__What you are asked to do__. Copy out each line of the data that contains "палуба".

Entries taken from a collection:
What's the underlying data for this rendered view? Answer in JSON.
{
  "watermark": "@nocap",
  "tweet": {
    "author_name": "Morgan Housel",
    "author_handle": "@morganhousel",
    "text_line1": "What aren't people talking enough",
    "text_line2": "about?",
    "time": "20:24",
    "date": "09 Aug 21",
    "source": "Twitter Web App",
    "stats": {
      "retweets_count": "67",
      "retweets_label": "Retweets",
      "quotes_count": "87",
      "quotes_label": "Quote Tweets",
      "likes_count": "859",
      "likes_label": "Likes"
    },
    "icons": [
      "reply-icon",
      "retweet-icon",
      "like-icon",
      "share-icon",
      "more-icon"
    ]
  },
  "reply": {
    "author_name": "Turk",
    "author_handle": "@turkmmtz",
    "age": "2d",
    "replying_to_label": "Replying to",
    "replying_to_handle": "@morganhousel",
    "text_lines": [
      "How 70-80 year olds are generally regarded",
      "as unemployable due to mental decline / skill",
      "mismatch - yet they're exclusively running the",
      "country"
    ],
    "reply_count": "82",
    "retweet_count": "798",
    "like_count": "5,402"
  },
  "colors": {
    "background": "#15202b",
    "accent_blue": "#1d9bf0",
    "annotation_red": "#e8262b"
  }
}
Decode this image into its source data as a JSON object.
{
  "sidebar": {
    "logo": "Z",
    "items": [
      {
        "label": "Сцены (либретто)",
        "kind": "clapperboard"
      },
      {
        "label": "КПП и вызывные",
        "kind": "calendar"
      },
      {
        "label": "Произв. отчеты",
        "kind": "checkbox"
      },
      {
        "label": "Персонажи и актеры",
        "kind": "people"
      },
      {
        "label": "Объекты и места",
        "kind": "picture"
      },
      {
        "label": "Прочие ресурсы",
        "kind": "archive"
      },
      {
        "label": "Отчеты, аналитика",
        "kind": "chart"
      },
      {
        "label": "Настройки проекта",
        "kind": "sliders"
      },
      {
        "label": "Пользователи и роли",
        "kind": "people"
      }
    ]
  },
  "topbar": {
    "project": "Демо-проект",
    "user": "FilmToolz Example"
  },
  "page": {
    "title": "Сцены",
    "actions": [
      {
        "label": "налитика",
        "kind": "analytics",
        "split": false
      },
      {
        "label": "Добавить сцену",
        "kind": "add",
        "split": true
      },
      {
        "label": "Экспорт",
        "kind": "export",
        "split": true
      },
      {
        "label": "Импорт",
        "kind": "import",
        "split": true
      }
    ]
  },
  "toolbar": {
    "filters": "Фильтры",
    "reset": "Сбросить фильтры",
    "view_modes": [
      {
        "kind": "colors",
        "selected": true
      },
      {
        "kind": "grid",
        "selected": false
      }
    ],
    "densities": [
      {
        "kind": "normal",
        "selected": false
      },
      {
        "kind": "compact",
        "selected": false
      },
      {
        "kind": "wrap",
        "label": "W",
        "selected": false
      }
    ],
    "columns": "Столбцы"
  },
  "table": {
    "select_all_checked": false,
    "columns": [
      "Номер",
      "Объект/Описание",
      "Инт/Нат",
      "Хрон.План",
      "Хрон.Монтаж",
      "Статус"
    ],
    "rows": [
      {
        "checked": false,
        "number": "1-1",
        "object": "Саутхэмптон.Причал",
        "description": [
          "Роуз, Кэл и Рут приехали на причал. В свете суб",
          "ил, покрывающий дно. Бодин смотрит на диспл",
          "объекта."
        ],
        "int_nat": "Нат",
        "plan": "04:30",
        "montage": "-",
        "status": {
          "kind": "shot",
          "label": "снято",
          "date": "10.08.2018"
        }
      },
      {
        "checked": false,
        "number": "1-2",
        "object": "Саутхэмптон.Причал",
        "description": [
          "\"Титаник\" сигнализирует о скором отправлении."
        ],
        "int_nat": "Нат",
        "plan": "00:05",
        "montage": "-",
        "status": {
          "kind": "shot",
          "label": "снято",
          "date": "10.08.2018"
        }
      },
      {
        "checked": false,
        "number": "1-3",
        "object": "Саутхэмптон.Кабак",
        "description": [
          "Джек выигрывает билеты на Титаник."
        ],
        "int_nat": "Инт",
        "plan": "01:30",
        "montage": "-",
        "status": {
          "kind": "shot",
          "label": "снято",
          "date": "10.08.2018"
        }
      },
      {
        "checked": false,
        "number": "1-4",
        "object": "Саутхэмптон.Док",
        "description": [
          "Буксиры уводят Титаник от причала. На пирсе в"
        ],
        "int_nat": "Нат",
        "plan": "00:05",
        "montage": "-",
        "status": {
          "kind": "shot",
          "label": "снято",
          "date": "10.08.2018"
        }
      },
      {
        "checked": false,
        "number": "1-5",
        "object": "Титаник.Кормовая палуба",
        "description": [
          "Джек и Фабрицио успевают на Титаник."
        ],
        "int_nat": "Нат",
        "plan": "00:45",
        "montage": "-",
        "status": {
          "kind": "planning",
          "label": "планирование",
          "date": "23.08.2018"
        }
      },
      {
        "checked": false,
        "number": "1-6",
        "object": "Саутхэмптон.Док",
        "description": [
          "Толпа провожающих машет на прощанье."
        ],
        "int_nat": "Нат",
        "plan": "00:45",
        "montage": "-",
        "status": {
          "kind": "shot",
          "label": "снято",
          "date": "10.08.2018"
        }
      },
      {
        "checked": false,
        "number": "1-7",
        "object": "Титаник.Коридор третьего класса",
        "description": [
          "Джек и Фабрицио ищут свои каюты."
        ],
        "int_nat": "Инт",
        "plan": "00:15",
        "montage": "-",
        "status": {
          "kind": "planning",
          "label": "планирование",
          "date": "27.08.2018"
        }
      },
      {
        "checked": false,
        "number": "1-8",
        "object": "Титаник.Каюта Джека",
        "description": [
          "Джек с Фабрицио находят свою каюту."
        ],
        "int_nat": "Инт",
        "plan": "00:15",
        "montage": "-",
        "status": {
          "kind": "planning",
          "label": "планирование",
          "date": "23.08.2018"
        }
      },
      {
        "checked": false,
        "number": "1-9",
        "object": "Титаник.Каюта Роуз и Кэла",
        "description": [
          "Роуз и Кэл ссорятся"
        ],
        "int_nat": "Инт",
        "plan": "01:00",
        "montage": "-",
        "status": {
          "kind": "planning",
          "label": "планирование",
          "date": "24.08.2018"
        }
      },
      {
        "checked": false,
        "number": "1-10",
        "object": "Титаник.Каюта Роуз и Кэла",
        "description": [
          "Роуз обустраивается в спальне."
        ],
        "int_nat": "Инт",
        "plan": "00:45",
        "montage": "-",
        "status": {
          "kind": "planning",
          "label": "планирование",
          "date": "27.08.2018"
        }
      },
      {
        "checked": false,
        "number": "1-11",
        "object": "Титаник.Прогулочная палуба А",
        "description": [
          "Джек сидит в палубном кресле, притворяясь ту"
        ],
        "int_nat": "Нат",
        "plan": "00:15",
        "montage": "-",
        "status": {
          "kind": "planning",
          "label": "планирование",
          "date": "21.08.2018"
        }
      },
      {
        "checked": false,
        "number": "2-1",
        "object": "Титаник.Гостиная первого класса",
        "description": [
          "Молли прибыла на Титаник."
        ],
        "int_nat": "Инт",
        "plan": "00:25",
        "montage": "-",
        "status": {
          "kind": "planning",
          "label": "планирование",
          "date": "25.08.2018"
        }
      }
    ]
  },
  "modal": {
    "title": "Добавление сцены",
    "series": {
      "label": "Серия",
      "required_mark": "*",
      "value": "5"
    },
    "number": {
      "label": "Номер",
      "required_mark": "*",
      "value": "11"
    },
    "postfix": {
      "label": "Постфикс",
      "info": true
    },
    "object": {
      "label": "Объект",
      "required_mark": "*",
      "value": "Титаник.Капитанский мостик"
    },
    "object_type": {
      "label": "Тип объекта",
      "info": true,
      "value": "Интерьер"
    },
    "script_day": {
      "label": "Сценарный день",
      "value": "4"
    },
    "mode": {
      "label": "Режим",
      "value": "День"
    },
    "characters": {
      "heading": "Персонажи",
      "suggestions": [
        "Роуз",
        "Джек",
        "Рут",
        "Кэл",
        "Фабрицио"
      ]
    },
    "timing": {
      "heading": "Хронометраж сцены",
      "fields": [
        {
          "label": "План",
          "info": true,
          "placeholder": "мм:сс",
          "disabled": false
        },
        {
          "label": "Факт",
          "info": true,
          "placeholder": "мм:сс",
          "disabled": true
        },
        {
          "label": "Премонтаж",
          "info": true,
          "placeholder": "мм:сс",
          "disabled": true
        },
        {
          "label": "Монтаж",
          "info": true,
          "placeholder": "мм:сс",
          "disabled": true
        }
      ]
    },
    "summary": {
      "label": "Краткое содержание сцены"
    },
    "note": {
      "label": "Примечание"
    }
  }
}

__Reply__.
        "object": "Титаник.Кормовая палуба",
        "object": "Титаник.Прогулочная палуба А",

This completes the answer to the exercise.